Article: Amrita Banerjee, Photography: Saugata Banerjee
Predominant in rural areas, ‘Haat’ is a common market place where buyers and sellers meet once or twice in a week to sell whatever is grown in their farm or sometimes sell as intermediaries. Due to lack of customers, there is no permanent market, so the sellers meet at a fixed place on a given day and form a market.
Bengal’s Coastal Haat
Bengal has a small coastal region dominated by the Sundarbans, a place where Fish is the staple food and ‘fishing’ the primary source of living. ‘Haat’ days are a common sight in these areas. These haats are an unsystematic arrangement of people selling innumerable commodities starting from clothes, pots and pans to vegetables, fish and meat. Cultivating paddy and vegetables in this region is totally at nature’s mercy due to recurring floods. Vegetables such as lady’s finger, sweet potatoes, sweet corn, lettuce, beet, carrots, and peppers are highly tolerant to soil salinity and are hence grown in these coastal parts. Due to in excess salt deposition in the soil potato, onion and other tubers cannot be grown. Hence a huge amount of potato and onion are shipped from the mainland. Inhabitants from nearby islands or villages rush to these ‘once-a-week Haats’ to buy items of daily living.
In West Bengal, people living in the coastal villages someway depend on coastal and marine fishing as their livelihood. Sundarban area is one of the richest fishing areas. Varieties of shrimp, crabs, mollusks, edible snails and other juvenile fishes are in plenty. Hilsa, Pomfret, tangra constitutes most of the fish shipped from the coastal belt to the urban areas. Parshe, Loittya and Fatra are some other fishes that are mentionably caught. The mere thought of “Ilish Paturi”(Hilsa cooked in mustard paste on banana leaf) invokes a feeling of nostalgia among Bengalis. Hence, Hilsas of Sunderban delta are highly in demand.

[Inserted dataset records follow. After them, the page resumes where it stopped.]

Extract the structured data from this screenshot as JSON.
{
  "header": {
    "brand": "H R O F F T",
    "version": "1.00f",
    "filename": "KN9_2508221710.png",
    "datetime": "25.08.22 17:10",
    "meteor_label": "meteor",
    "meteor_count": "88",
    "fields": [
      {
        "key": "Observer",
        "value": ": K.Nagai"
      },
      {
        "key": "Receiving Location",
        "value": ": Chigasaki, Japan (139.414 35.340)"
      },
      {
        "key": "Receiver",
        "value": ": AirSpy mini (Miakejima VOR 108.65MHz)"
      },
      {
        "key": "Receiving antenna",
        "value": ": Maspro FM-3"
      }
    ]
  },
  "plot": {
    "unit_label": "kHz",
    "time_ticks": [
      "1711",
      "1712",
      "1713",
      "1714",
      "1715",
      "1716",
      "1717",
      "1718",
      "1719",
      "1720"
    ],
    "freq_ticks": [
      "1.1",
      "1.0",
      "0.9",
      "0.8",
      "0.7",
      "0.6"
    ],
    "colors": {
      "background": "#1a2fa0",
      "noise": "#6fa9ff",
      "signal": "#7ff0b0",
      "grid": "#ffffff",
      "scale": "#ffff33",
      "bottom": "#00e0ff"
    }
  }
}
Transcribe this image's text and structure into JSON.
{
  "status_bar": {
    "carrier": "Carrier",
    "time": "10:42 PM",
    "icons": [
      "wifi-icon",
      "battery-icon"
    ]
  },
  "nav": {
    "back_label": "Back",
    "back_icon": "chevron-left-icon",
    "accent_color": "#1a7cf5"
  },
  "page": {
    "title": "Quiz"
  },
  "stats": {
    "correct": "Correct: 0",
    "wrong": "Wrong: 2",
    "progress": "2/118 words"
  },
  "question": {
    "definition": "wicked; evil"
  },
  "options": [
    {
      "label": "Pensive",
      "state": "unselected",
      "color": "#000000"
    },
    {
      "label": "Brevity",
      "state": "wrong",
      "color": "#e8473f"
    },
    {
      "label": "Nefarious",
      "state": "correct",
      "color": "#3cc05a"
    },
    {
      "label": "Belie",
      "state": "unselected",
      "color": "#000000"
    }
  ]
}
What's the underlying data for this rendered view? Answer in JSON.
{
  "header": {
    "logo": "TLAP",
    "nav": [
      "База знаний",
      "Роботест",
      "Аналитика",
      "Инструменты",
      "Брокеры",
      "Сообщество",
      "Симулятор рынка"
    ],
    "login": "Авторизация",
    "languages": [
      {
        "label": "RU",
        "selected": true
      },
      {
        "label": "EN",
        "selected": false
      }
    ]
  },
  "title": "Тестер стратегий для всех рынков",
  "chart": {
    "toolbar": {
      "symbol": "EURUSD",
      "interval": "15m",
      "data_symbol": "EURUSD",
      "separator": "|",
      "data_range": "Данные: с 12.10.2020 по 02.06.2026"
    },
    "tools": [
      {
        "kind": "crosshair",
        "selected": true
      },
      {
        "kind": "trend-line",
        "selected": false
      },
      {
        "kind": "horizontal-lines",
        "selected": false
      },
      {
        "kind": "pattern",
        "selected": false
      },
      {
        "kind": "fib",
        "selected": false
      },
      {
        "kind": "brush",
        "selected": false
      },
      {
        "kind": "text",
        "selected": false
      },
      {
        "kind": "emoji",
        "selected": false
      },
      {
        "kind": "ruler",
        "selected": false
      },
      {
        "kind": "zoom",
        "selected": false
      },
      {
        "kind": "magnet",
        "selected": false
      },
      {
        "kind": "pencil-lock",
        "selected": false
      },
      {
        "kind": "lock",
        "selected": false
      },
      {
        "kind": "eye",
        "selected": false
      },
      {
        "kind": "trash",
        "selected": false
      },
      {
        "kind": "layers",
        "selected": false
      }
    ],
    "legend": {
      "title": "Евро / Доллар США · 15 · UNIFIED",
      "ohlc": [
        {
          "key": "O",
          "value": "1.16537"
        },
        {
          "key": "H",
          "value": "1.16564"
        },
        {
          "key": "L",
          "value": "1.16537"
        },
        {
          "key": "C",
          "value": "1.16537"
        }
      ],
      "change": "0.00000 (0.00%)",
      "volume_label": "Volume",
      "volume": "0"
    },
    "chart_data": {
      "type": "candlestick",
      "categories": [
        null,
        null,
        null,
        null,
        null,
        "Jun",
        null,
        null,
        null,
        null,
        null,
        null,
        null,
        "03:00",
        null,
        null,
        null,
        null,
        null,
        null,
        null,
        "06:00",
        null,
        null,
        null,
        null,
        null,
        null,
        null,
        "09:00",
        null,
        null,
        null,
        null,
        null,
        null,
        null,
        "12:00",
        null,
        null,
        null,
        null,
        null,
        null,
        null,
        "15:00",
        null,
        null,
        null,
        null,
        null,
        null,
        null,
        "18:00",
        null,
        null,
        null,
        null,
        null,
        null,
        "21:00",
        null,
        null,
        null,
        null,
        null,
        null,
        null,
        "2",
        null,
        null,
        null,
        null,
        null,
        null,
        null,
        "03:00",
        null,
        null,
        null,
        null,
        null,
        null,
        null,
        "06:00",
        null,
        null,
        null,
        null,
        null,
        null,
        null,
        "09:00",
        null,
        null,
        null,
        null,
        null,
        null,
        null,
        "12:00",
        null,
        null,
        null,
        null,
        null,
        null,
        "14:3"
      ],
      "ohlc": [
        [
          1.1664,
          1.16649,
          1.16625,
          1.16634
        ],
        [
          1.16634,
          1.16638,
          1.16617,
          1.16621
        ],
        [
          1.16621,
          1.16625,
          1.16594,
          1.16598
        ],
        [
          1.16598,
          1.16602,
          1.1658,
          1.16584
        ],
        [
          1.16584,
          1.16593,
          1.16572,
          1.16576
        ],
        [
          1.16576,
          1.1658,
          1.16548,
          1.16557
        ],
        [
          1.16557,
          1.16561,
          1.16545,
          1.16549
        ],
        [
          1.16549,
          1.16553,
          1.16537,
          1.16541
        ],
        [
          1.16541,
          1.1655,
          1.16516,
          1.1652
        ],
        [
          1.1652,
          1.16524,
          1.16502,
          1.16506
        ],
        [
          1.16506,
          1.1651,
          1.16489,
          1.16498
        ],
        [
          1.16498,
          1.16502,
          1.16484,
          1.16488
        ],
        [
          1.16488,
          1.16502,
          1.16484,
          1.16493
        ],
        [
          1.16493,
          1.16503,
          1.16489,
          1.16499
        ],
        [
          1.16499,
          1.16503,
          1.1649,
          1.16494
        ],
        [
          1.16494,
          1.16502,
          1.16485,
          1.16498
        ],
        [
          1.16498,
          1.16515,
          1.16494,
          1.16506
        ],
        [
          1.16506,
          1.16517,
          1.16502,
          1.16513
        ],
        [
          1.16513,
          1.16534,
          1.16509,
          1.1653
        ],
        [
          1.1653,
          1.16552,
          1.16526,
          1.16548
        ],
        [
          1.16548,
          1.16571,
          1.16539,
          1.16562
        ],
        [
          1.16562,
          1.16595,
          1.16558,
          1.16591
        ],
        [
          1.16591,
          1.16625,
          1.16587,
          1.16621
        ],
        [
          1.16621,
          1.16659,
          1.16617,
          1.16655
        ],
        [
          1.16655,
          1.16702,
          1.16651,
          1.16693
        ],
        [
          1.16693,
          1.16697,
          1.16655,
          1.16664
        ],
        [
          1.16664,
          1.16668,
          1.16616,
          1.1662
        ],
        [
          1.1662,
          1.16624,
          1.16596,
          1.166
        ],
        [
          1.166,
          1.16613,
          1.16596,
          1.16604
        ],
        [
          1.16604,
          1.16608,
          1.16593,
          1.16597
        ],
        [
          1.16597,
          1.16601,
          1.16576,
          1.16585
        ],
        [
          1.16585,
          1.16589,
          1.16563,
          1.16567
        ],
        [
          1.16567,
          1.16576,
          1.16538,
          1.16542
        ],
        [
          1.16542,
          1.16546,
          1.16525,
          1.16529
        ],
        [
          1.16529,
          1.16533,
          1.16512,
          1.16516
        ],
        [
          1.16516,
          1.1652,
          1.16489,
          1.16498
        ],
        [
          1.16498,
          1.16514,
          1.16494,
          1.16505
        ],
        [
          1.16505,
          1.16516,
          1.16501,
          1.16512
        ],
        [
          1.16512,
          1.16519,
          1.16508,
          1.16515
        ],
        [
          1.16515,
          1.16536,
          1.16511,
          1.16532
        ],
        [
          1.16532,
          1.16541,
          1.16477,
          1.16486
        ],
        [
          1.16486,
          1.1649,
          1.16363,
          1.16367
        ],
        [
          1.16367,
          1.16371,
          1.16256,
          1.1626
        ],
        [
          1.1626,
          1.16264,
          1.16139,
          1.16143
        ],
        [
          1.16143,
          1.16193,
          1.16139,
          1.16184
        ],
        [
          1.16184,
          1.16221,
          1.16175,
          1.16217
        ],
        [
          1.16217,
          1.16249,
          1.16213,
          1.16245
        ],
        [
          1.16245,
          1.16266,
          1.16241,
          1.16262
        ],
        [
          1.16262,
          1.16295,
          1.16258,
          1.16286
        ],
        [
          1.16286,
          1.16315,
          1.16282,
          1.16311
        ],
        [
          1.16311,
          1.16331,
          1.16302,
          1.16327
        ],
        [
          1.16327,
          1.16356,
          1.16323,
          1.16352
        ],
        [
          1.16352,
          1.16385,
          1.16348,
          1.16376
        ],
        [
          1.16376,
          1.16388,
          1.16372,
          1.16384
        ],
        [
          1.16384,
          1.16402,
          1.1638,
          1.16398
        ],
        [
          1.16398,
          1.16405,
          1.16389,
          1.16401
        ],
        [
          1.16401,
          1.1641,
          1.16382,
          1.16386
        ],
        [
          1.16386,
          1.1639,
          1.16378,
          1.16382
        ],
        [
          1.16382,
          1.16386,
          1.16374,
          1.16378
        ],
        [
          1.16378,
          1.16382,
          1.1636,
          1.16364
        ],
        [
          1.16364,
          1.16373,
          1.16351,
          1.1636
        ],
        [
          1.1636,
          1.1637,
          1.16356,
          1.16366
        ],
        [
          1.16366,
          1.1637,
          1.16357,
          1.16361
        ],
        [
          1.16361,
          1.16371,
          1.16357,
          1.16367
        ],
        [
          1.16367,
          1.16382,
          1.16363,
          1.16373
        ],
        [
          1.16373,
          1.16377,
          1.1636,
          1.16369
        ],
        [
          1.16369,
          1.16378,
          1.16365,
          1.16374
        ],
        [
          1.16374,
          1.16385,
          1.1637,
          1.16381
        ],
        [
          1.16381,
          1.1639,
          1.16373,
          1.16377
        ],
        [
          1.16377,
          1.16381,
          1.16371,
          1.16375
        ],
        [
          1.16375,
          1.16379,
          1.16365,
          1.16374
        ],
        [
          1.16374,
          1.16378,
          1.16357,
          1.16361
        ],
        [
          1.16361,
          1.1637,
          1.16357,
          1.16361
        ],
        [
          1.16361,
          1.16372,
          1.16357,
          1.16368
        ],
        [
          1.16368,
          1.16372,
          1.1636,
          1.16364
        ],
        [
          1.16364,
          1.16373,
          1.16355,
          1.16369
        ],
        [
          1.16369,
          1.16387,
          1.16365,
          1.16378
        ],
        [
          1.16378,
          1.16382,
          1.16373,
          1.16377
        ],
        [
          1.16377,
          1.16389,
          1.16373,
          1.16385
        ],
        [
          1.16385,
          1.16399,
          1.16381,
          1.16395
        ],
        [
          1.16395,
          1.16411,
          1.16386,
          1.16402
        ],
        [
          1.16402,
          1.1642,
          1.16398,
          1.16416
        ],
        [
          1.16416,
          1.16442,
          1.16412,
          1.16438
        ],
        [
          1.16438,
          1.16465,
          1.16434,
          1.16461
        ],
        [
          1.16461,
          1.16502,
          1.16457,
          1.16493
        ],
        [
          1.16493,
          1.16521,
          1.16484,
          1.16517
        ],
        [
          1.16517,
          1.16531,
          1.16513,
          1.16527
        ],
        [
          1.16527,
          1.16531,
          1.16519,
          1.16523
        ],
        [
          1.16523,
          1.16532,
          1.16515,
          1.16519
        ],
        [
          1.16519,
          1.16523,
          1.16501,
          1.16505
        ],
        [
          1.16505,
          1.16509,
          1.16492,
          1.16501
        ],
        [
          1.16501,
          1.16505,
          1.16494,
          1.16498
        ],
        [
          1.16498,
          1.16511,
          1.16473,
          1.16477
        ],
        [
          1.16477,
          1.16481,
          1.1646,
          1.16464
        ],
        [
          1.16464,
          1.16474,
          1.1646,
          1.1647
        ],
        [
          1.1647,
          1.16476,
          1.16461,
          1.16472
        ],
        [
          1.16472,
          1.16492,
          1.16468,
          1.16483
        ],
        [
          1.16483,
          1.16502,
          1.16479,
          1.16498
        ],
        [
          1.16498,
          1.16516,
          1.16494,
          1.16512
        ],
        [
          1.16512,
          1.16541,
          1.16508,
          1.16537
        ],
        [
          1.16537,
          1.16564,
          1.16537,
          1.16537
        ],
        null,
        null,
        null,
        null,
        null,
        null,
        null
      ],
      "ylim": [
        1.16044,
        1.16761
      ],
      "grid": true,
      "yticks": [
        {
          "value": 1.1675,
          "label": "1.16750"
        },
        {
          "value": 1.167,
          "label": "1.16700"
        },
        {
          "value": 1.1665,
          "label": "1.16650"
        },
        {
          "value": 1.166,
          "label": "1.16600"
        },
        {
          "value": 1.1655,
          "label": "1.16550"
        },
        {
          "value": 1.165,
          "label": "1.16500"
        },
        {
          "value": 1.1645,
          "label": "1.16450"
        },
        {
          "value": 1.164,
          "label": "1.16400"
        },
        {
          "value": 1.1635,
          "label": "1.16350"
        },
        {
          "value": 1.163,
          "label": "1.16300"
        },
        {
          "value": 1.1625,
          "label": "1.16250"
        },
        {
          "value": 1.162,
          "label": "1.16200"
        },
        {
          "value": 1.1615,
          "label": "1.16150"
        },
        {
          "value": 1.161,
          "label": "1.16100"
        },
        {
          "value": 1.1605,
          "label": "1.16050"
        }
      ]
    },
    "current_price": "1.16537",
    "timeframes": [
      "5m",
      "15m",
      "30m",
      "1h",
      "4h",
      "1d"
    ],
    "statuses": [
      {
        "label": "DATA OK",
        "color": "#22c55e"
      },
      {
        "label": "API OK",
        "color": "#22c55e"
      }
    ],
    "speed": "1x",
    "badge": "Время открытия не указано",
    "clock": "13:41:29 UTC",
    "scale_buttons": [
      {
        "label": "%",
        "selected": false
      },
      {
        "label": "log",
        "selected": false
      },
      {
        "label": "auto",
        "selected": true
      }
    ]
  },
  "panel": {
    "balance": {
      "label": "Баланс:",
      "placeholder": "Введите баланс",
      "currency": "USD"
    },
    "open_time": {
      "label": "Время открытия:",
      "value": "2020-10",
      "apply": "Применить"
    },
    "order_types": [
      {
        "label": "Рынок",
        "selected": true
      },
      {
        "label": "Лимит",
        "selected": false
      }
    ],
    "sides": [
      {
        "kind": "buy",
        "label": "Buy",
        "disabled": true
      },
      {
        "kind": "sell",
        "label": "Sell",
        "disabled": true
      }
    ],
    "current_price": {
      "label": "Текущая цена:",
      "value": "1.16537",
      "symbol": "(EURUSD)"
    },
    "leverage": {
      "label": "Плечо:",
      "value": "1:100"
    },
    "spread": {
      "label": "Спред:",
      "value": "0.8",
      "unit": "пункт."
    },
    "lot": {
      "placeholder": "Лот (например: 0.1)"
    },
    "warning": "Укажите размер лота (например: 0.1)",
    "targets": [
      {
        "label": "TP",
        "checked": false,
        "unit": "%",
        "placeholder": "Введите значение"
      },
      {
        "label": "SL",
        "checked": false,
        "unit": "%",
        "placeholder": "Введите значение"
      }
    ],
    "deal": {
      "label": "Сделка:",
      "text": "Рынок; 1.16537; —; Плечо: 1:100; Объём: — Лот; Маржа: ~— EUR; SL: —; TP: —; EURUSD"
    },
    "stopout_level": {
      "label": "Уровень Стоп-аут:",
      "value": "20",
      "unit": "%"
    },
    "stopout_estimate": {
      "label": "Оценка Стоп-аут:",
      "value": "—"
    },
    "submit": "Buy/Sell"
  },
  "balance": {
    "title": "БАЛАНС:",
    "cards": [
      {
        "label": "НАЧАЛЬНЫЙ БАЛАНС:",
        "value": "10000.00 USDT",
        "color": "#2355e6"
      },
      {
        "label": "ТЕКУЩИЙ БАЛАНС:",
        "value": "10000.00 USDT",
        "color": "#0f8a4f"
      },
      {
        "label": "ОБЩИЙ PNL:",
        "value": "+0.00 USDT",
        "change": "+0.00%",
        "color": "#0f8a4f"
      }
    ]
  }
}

“Shutki”- The Dry Delicacy
Drying of marine fish is very common in the entire coastal area of Sunderban. Big fishes like loittya, chhuri, bol and Indian salmon are typically dried from vertical wooden racks whereas small fishes are dried on mats. Fishes like poa, parshe, taposhi, chhuri, bairagi, rupchanda, pama, are fishes usually dried for sale in these Haats. Bengali cuisines would not be complete without a mouth watering dish of “shutki”(Dried fish). This is a dry and spicy dish, but is full of flavours. Many people do not like Shutki for its strong smell, but those who do love shutki, consider this dish to be a favorite. It is served with plain white rice.
“Geri Gugli” – The Edible Snail
“Geri Gugli” or apple snails are an attraction for food hunters in these Haat days. Fresh snails of the said kind are available in heaps. Apple snails are one of the leading snails used in cooking. Though they appear to be slimy and dirty but snail meat has an exotic appeal that can enliven any dinner party. Snail by nature is very rubbery but with proper cooking one can turn it into a delicate dish that simply melts in the mouth.
Amrita and Saugata Banerjee, are a husband and wife duo whose common passion run into the world of food exploration. Amrita is a Special Educator by profession and a foodie by passion. Her cooking call came with her marriage two years back and she hasn’t stopped since. Saugata is a ‘Dream Chaser’ and an amazing photographer by profession. Cooking and experimenting with vegetables has become his hobby as well.